by Evelyn de Morgan (1898).
Since April of this year I've been focusing on the plays of Euripides and I've now reached the tenth (out of nineteen) - The Trojan Women (Τρῳάδες) which was first performed in 415 B.C. This is now one of my favourites.
It's set in the aftermath of the Trojan War and focuses on three women - Cassandra, Hecuba, and Andromache, all of whom are familiar characters for me: Cassandra was the enslaved lover of Agamemnon, both of whom were killed by Agamemnon's wife Clytaemnestra (as told in Aeschylus' Agamemnon, 458 B.C.), Hecuba was the wife of Priam whose sons were all killed in the Trojan War, and too the mother of Polyxena, her daughter who was sacrificed (told in Hecuba by Euripides, 424 B.C.) and Cassandra, and finally Andromache, the wife of Hector (killed by Achilles) who was enslaved by Neoptolemus (told in Andromache by Euripides, 428 - 425 B.C. and also Racine's Andromaque, 1667, which I'm planning on reading very soon). In Euripides' The Trojan Women he begins immediately after the Fall of Troy (just two days after), described by Poseidon (who had helped build the walls of Troy) and Athena who is furious after Ajax the Lesser (not to be confused with the famous Ajax, the hero of the Trojan War who later killed himself, as told in Sophocles' Ajax, 450 - 4350 B.C.) dragged Cassandra from Athena's temple, possibly raping her, without punishment, an insult to Athena who had been instrumental in the winning of the Trojan War. They decide to punish the Greeks by destroying the fleet on their way home.
The play switches to the Trojan women, firstly Hecuba who is told she is to be the slave of Odysseus and her daughter Cassandra to be the concubine of Agamemnon. Cassandra, whose stability has been greatly undermined with the stress of the situation, foresees her own death at the hand of Clytaemnestra. Finally Andromache, the wife of Hecuba's son Hector, is to be the concubine of Neoptolemus, and she prays she may be allowed to keep her son Astyanax. She is told by the Greek herald Talthybius however that Astyanax will be thrown from the wall of Troy for fear that he will grow up and seek to avenge his father's death, and she is further warned that if she curses the ships her son will not be buried. So, instead, she curses Helen as Hecuba did before her, blaming her for the war.
|Helen of Troy|
by Evelyn de Morgan (1898).
There is no hope for the women: Hecuba will become the slave of Odysseus, Cassandra will be taken by Agamemnon and later murdered, and Andromache's baby is indeed killed. Helen is seen; her husband Menelaus plans to take her back to Greece and kill her but she begs for her life and claims she was bewitched by the goddess Cypris (Aphrodite), a claim which Hecuba warns Menelaus is false (the Greek audience knows, however, Menelaus will not ultimately kill her).

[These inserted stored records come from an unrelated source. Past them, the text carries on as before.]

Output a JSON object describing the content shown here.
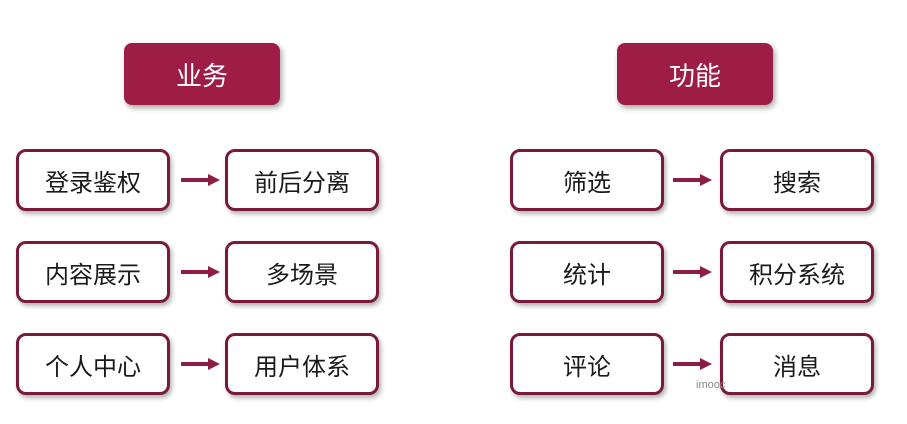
{
  "colors": {
    "header_bg": "#9e1d46",
    "box_border": "#7a1a3a",
    "arrow": "#8c1d44"
  },
  "left": {
    "header": "业务",
    "rows": [
      {
        "from": "登录鉴权",
        "to": "前后分离"
      },
      {
        "from": "内容展示",
        "to": "多场景"
      },
      {
        "from": "个人中心",
        "to": "用户体系"
      }
    ]
  },
  "right": {
    "header": "功能",
    "rows": [
      {
        "from": "筛选",
        "to": "搜索"
      },
      {
        "from": "统计",
        "to": "积分系统"
      },
      {
        "from": "评论",
        "to": "消息"
      }
    ]
  },
  "watermark": "imooc"
}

The ships begin to leave. Andromache had wished to bury her son but her ship had already sailed, and so it is left to Hecuba who, after the burial, attempts suicide but is stopped by the soldiers and she too sets sail for Greece. Cassandra has already been taken by this stage.
The Trojan Women is a brutal play that depicts the horrors of war, specifically the aftermath: even when the war is won, even after the deaths of many soldiers, the pain and the injustice continue. The Trojan women - Hecuba, Cassandra, Andromache, and Helen are all very different from each other (though Hecuba, Cassandra, and Andromache are all related either by blood or marriage) yet they each suffer. This is clearly not one of Euripides' patriotic plays, like The Suppliants (423 B.C.) or The Heracleidae (429 B.C.). It does feel a rather chaotic read, but that's very appropriate given its subject matter. I've read it's not a favourite of Euripides' fans for the perceived lack of cohesion but I thought it was an astonishingly forceful play and, as I said at the beginning, now one of my favourites, perhaps even usurping Medea! I look forward to reading it again!
And so I am now over half-way through reading Euripides' plays. What's left:
- Iphigenia in Tauris (414 B.C.)
- Ion (414 B.C.)
- Helen (412 B.C.)
- Phoenician Women (410 B.C.)
- Orestes (408 B.C.)
- Cyclops (408 B.C.)
- Bacchae (405 B.C.)
- Iphigenia at Aulis (405 B.C.)
- Rhesus (date unknown)
I'm most looking forward to Orestes because I love that myth and Bacchae as I've heard it said it's his absolute greatest. Next week however - Iphigenia in Tauris.